Computerising a Manual Office
Taking your business from a by-gone era into this one.
Working as bookkeepers for so many years we’ve seen business technologies advance so far that we believed gone were the times where businesses used a typewriter. An icon of an earlier era where Debtors were allocated a card system and Creditors placed in lovely neat piles on the floor to match the statements that came in at the end of a month. Debtor statements were then manually typed up at the end of a month and sent out by post, usually resulting in Debtors being 4 months behind.
Or so we thought…
We met with a client who was running her extremely high turnover business exactly like this. She knew nothing else, she wasn’t old, but this is how she started when she was 15 years old and had continued the process through to her late 30’s. Now for an office where the turnover of 100+ invoices a day is required, this process is simply impractical. She would spend 18 hours a day, working through lunch, working on weekends and having no family time. Her health had suffered on several occasions and the business almost failed, except she had continued to work whilst in hospital. Seems hard to believe but this is a true story.
During her initial consultation with Nifty Bookkeeping, she informed us that she was in recovery from a second stroke and didn’t think her body could survive a third. This had resulted in her reaching out to us for help relieving this massive workload. After only a couple of minutes, we’d informed our client that we could reduce her workday by more than half and that, in that workday, she could increase her productivity. She did not believe what we were saying initially and laughed, as well as swore a little before telling us we were dreaming.

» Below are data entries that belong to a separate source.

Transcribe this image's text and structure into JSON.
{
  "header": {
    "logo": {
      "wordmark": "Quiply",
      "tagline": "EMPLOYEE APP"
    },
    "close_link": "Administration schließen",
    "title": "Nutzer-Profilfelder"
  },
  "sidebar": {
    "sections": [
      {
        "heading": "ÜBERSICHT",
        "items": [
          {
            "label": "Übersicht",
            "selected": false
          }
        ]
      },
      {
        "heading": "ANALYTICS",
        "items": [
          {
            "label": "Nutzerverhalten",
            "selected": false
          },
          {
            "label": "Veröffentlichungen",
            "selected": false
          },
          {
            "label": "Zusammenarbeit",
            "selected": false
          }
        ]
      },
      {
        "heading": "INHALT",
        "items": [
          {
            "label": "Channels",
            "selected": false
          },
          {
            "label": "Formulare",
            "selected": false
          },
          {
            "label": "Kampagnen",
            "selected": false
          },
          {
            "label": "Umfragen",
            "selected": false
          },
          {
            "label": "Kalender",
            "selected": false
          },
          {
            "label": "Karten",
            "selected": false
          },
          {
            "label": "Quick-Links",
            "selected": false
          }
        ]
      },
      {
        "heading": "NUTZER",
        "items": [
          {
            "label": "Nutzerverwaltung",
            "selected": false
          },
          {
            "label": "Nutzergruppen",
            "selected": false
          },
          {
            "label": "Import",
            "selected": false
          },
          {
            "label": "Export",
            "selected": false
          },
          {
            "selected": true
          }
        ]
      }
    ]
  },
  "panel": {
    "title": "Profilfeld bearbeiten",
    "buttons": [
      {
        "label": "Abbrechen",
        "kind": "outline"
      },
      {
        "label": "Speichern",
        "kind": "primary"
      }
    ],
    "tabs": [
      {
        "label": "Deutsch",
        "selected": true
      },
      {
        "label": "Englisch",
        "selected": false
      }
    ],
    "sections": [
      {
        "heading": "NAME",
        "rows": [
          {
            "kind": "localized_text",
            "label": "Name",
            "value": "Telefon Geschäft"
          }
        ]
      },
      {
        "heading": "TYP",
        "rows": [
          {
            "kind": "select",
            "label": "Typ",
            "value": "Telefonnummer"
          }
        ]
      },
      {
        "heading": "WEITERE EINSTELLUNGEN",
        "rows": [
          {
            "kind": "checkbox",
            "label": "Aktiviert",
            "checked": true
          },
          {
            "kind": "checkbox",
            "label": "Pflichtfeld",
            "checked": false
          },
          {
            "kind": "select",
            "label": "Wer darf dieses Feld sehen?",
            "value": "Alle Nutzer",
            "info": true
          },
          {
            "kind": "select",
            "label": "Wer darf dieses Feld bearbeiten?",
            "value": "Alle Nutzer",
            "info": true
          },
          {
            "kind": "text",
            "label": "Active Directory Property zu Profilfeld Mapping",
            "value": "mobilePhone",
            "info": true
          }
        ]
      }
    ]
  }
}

We established a manual process for her and introduced her to a computer, a software package that was easy to learn, email and a printer/scanner. At first, she liked the idea of simply using MS Word for invoicing but once I set the software up and she saw just how simple it was to use, she started typing straight away. She asked about the Debtor cards and at what point she would commence entering the info onto them, so she could start typing up the statements. We then showed her the Accounts Receivable report and printed a couple of Debtor statements, which only took a few minutes and she was in shock at how easy it was.
At this point we asked if she believed we could reduce her workday by more than half and if she could see the potential for growth. She laughed with excitement and relief and couldn’t wait to get started. We assisted in getting the current manual information into the system and maintained the Creditors side of things for about a year.
It was at this point that she had more than tripled her turnover and had employed a number of staff.
I suggested she employ an accounts person as it would be more financially viable. We continued to lodge BAS returns and consult with the accountant, until the accounts person was trained enough to take it over.
Seeing the transition was phenomenal. Eighteen months after we set her up, she got married and had a baby, things she previously wouldn’t have had time to do.